When you look at a biblical model of education, you see that education is about the life of the mind, but it’s about more than that. It’s about renewing the mind so that your whole life is changed. That happens when you live in a community of people who are all working together to shape their minds and their hearts and their habits in a particular direction.

This is one of those areas where it’s too easy for Christians to say, “Well, that’s what higher education in the world is, so we’ll just assume that’s how it’s supposed to work.” We need to step back and ask: Is education just the dissemination of information and teaching some skills? People ask me sometimes if online education threatens Christian colleges. I think online education threatens big state universities. I think that because they don’t even claim to form the person. They’ll just dump a bunch of information into you — as if you’re a disembodied mind sitting in the classroom — hoping you’ll retain enough of it to get a job so they’ll look good in the next year’s U.S. News & World Report. I don’t think a biblical model of education allows us to think that way.

Among Christian colleges, what would be unique about Covenant?

A Christian college with confessional commitments allows faculty and students to move beyond some baseline questions and to delve deeper — there are certain questions that we’re not having to fight about within the faculty, within the student body. We accept these confessional statements to be accurate representations of biblical truth; we don’t have to debate about these things. That frees us up to focus on other, deeper questions. That presents some real advantages.

How do you see the relationship of Covenant to the PCA? What does the college bring to the denomination? And what does the denomination bring to the college? 

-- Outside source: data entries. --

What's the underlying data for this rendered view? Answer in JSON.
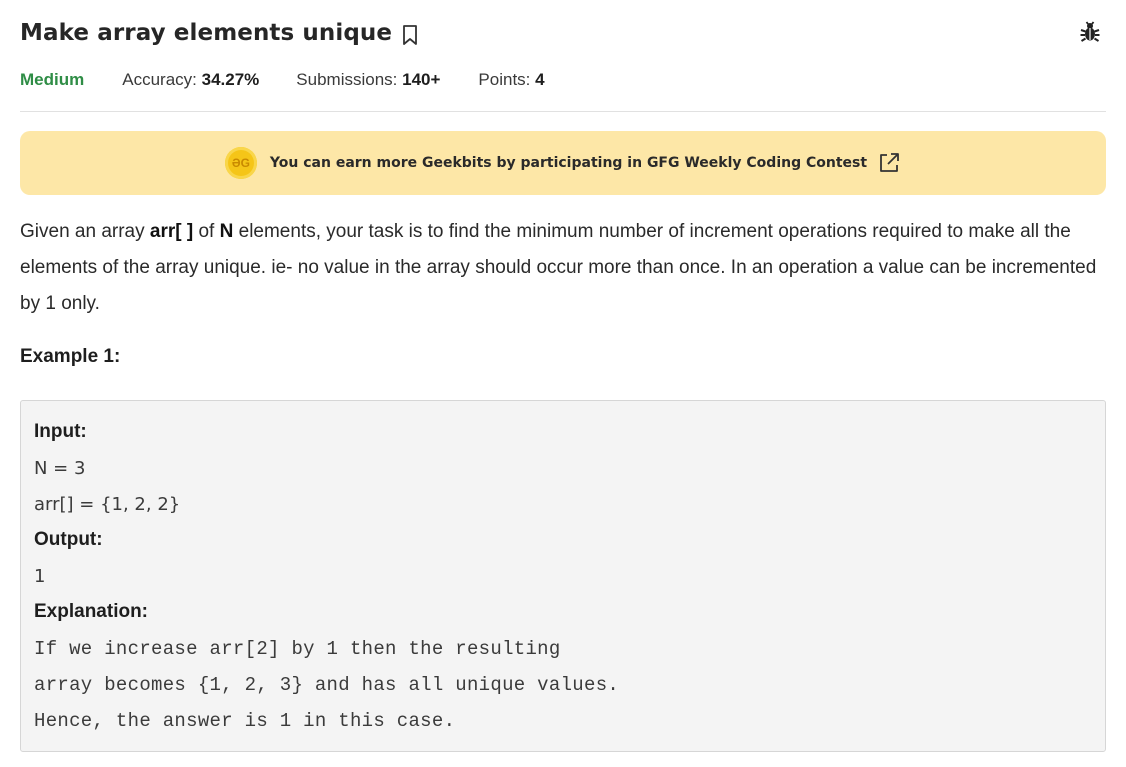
{
  "header": {
    "title": "Make array elements unique",
    "difficulty": "Medium",
    "accuracy_label": "Accuracy:",
    "accuracy_value": "34.27%",
    "submissions_label": "Submissions:",
    "submissions_value": "140+",
    "points_label": "Points:",
    "points_value": "4",
    "bookmark_icon": "bookmark-icon",
    "bug_icon": "bug-icon"
  },
  "banner": {
    "coin_text": "ƏG",
    "text": "You can earn more Geekbits by participating in GFG Weekly Coding Contest",
    "link_icon": "external-link-icon",
    "bg_color": "#fde7a7"
  },
  "description": {
    "p1_a": "Given an array ",
    "p1_arr": "arr[ ]",
    "p1_b": " of ",
    "p1_n": "N",
    "p1_c": " elements, your task is to find the minimum number of increment operations required to make all the elements of the array unique. ie- no value in the array should occur more than once. In an operation a value can be incremented by 1 only."
  },
  "example": {
    "heading": "Example 1:",
    "input_label": "Input:",
    "input_line1": "N = 3",
    "input_line2": "arr[] = {1, 2, 2}",
    "output_label": "Output:",
    "output_value": "1",
    "explanation_label": "Explanation:",
    "explanation_line1": "If we increase arr[2] by 1 then the resulting",
    "explanation_line2": "array becomes {1, 2, 3} and has all unique values.",
    "explanation_line3": "Hence, the answer is 1 in this case."
  },
  "colors": {
    "difficulty": "#2f8d46",
    "banner": "#fde7a7",
    "coin": "#f5c518"
  }
}
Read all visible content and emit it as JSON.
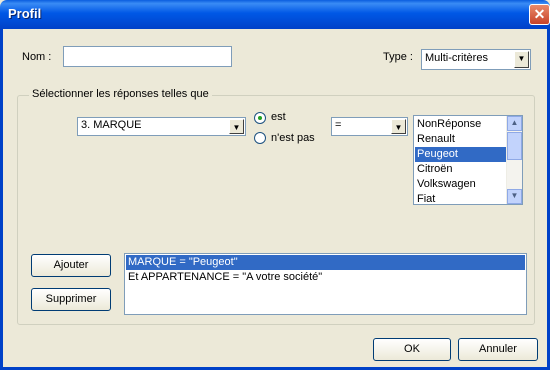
{
  "window": {
    "title": "Profil",
    "close_icon": "close-icon"
  },
  "form": {
    "nom_label": "Nom :",
    "nom_value": "",
    "type_label": "Type :",
    "type_value": "Multi-critères"
  },
  "group": {
    "title": "Sélectionner les réponses telles que",
    "question_value": "3. MARQUE",
    "radio_est": "est",
    "radio_nest_pas": "n'est pas",
    "radio_selected": "est",
    "operator_value": "=",
    "answers": [
      {
        "label": "NonRéponse",
        "selected": false
      },
      {
        "label": "Renault",
        "selected": false
      },
      {
        "label": "Peugeot",
        "selected": true
      },
      {
        "label": "Citroën",
        "selected": false
      },
      {
        "label": "Volkswagen",
        "selected": false
      },
      {
        "label": "Fiat",
        "selected": false
      }
    ],
    "ajouter_label": "Ajouter",
    "supprimer_label": "Supprimer",
    "criteria": [
      {
        "text": "MARQUE = \"Peugeot\"",
        "selected": true
      },
      {
        "text": "Et APPARTENANCE = \"A votre société\"",
        "selected": false
      }
    ]
  },
  "buttons": {
    "ok_label": "OK",
    "annuler_label": "Annuler"
  },
  "colors": {
    "titlebar": "#0058e6",
    "selection": "#316ac5",
    "dialog_bg": "#ece9d8"
  }
}
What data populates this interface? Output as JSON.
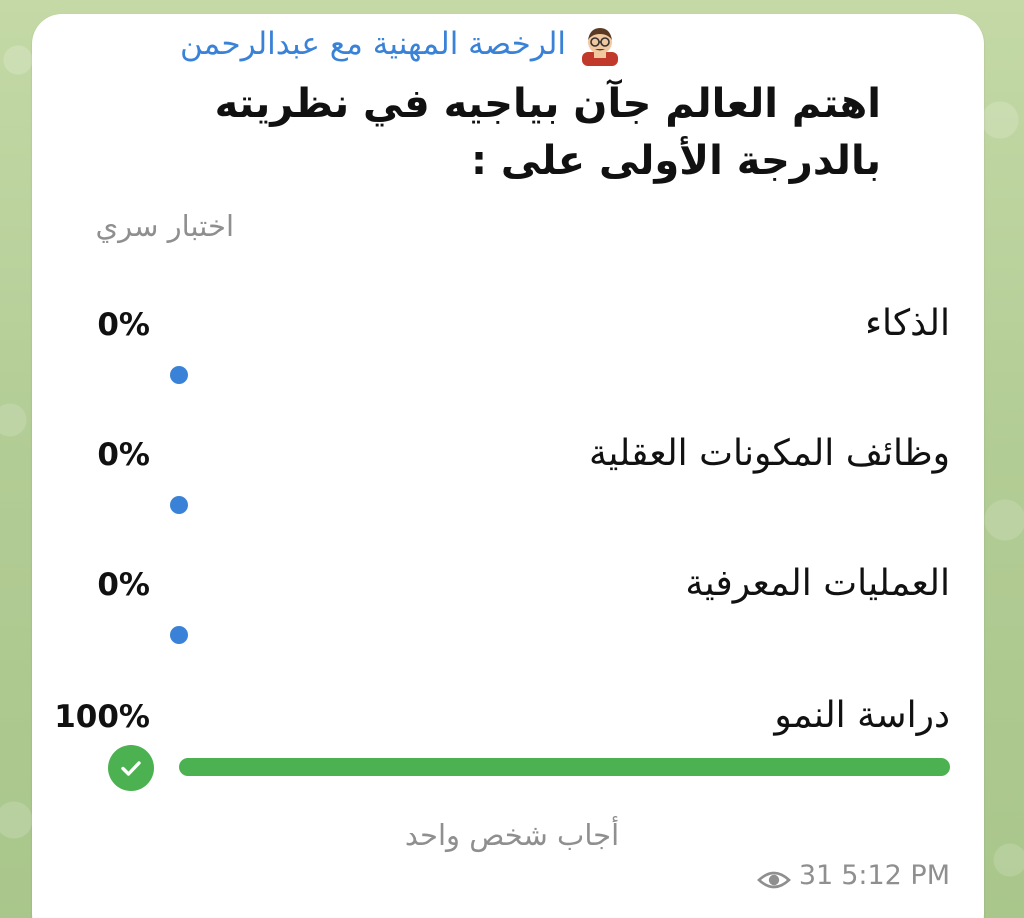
{
  "message": {
    "channel_name": "الرخصة المهنية مع عبدالرحمن",
    "channel_avatar": "man-with-glasses-emoji-icon",
    "question": "اهتم العالم جآن بياجيه في نظريته بالدرجة الأولى على :",
    "poll_type": "اختبار سري",
    "options": [
      {
        "label": "الذكاء",
        "percent": "0%",
        "share": 0,
        "selected": false
      },
      {
        "label": "وظائف المكونات العقلية",
        "percent": "0%",
        "share": 0,
        "selected": false
      },
      {
        "label": "العمليات المعرفية",
        "percent": "0%",
        "share": 0,
        "selected": false
      },
      {
        "label": "دراسة النمو",
        "percent": "100%",
        "share": 1,
        "selected": true
      }
    ],
    "votes_text": "أجاب شخص واحد",
    "views_icon": "eye-icon",
    "views": "31",
    "time": "5:12 PM"
  },
  "colors": {
    "accent": "#3a82d8",
    "correct": "#4cb151",
    "muted": "#8f8f8f"
  }
}
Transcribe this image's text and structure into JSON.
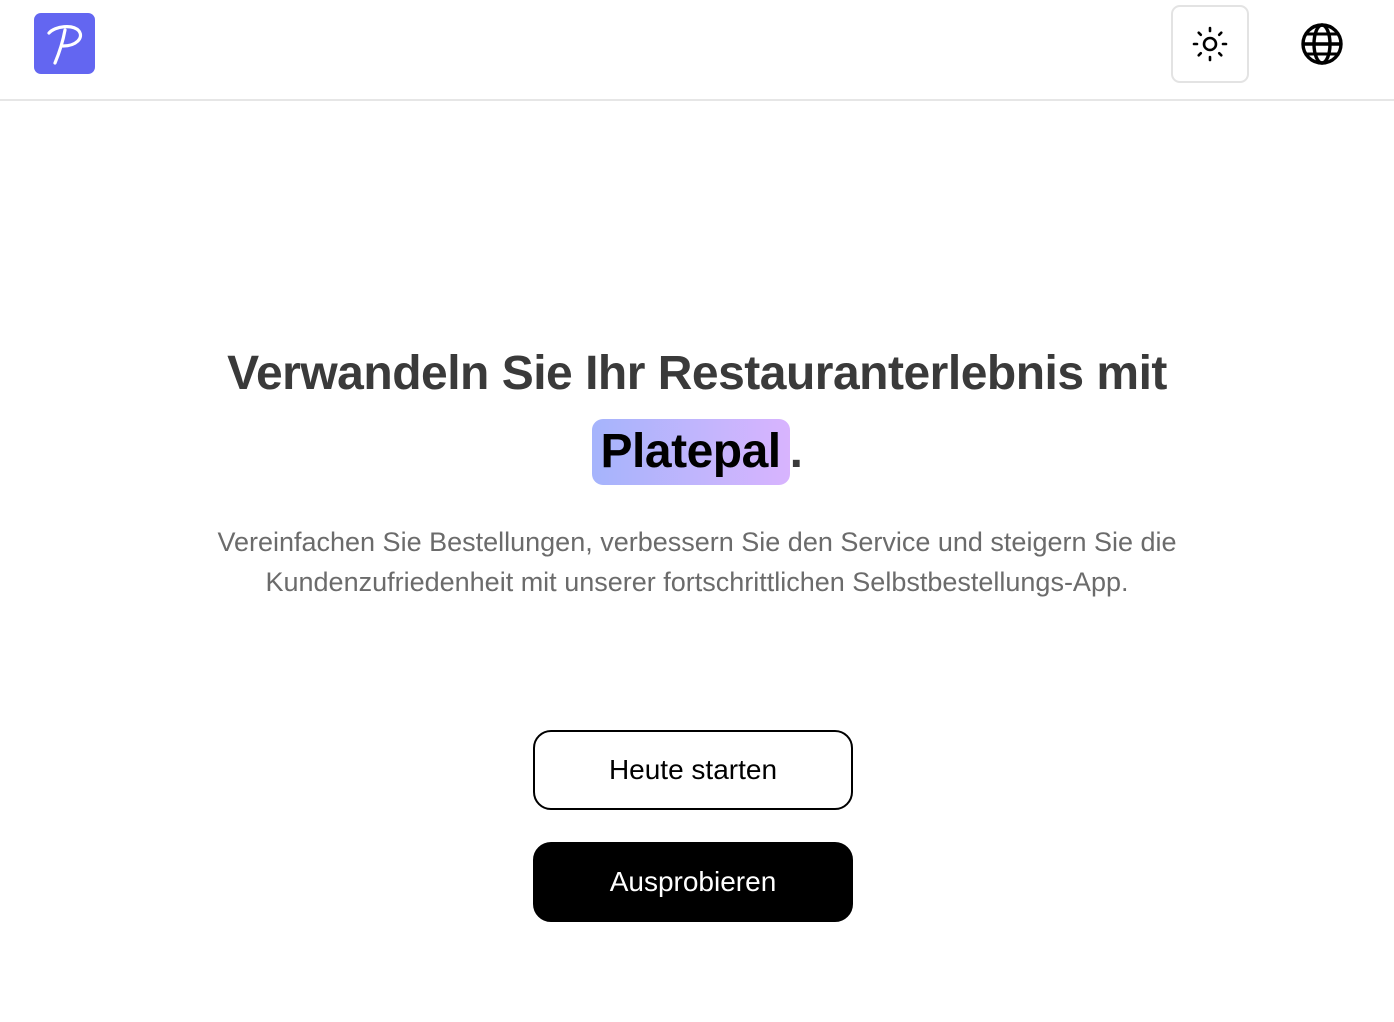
{
  "header": {
    "logo_letter": "P",
    "logo_color": "#6366f1",
    "theme_toggle_icon": "sun-icon",
    "language_icon": "globe-icon"
  },
  "hero": {
    "headline_text": "Verwandeln Sie Ihr Restauranterlebnis mit",
    "brand_name": "Platepal",
    "headline_suffix": ".",
    "subtitle": "Vereinfachen Sie Bestellungen, verbessern Sie den Service und steigern Sie die Kundenzufriedenheit mit unserer fortschrittlichen Selbstbestellungs-App."
  },
  "actions": {
    "start_label": "Heute starten",
    "try_label": "Ausprobieren"
  }
}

I would love to see that relationship become stronger. It’s humbling to interact with some of my Dutch brethren on the West Coast. They often wonder why the CRC [Christian Reformed Church] has Calvin [College] — which has 4,000 undergrads — as well as three other affiliated colleges where a certain portion of the board is elected by regional classes [similar to presbyteries]: Dordt College, Trinity Christian College, Redeemer University College in Ancaster, Ontario. Some of my Dutch brethren wonder how it is that the CRC has four colleges with 4,000 students, 1,400 students, 1,300 students, and 900 students, while the PCA’s got one: a single campus with 1,000 students.

That tells me that Covenant has to do a much better job of presenting itself to the PCA. We have to do a better job of helping folks understand the benefits of a Reformed Christian college.

My brother, the one who teaches at what we call in our family the “other” Presbyterian college [Princeton], is a Covenant alum. He had a student who wanted him to supervise his junior thesis. The student wanted to write on the philosophy of religion and had concluded that my brother was a Christian, so it made sense. My brother asked about his background, about the theological and denominational tradition he was coming out of. The student explained that he was Presbyterian, that he was part of a small denomination, one my brother probably hadn’t heard of, the PCA.

“That’s outstanding,” my brother told him. “I went to Covenant College.”

The student, obviously puzzled, looked at him and asked, “What’s Covenant College?”

So yes, as much as we’ve tried in the past, Covenant still needs to do a much better job of presenting itself to the denomination.